On employment land more specifically, the NPPF currently states that, “planning policies should avoid the long term protection of sites allocated for employment use where there is no reasonable prospect of a site being used for that purpose” (paragraph 22). This no longer appears in the economy chapter, but now features in expanded form in chapter 11 on “making effective use of land”. The sentiment is largely the same but the test has been sharpened: regular reviews of allocations are required and, even prior to plan reviews, applications for alternative uses should be supported where unmet needs for development could be provided for. Furthermore, in “areas of high housing demand”, the use of existing employment (and retail) land for homes is supported where this does not “undermine key economic sectors or sites”.
Taken overall, the draft NPPF looks very much like ‘business as usual’ when it comes to planning for the economy – there’s little in the way of new detail or prescription. As they start to come forward, Local Industrial Strategies will need to give consideration to how local plans can help deliver wider economic objectives, particularly improving productivity. The Government appears to view employment land as something of a sacrificial lamb in the quest to meet housing needs (in contrast with the much stronger policies to protect employment land proposed in the draft London Plan, as detailed in recent research by Lichfields). It’s also less clear how well the approach proposed nationally sits with the Government’s clearly stated intentions to support economic growth and productivity.
Ultimately, local authorities will need up-to-date and more comprehensive evidence to inform their judgments about the need for, and relative importance of, the employment land in their areas, particularly in the face of added pressure for release to other uses. Economic evidence looks set to remain key to planning decision-taking.
See our other blogs in this series:
National Planning Policy Framework review: what to expect?
Draft revised National Planning Policy Framework: a change in narrative

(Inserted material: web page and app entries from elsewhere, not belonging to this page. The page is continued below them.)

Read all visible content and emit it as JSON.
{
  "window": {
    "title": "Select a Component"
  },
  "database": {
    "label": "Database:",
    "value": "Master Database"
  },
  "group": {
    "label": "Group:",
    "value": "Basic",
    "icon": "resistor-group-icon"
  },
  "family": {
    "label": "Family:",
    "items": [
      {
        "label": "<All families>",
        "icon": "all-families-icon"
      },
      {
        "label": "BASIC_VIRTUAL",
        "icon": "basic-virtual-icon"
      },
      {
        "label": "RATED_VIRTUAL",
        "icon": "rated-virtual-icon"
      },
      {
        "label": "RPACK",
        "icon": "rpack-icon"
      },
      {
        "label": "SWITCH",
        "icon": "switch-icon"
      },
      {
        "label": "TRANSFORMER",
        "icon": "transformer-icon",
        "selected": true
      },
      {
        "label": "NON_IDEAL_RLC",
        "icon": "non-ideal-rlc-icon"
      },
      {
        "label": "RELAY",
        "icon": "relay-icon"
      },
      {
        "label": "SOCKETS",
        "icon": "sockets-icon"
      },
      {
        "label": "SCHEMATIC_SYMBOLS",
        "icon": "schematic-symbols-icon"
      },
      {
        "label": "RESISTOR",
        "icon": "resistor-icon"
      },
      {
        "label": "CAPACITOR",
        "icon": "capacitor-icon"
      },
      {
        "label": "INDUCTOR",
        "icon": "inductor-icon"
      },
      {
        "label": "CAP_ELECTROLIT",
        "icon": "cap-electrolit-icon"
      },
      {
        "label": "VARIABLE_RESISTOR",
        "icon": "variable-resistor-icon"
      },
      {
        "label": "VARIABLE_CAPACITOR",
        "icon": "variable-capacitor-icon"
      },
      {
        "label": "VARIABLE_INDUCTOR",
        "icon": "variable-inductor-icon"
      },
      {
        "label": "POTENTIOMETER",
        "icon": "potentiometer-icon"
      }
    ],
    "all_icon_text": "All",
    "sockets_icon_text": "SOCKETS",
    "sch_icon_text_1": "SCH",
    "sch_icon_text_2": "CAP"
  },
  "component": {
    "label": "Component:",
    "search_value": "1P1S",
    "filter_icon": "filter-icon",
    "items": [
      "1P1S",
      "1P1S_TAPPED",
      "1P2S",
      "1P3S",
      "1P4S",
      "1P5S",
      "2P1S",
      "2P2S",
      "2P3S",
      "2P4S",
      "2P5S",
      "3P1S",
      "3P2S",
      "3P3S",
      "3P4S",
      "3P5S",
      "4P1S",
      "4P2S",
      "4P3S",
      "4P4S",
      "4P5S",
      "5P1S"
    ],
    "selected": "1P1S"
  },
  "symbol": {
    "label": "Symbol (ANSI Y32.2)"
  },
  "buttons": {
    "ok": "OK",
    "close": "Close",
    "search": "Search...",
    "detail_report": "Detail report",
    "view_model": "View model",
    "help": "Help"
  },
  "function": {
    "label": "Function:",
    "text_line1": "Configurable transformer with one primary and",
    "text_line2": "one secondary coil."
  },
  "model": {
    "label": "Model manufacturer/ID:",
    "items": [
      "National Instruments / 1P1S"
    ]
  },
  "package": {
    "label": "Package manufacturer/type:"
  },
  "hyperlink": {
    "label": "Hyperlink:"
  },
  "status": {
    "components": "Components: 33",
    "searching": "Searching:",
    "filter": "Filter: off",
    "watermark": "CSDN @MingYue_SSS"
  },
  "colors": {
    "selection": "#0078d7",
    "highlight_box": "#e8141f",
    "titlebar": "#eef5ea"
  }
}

NPPF consultation proposals – what could they mean for town centres?
NPPF consultations – what could they mean for designers?
Draft NPPF: heritage policy is conserved…
Draft NPPF: implications for aviation?
Draft NPPF: more emphasis on healthy and safe communities
Lichfields will publish further analysis of the consultation on the draft revised NPPF and its implications. Click here to subscribe for updates.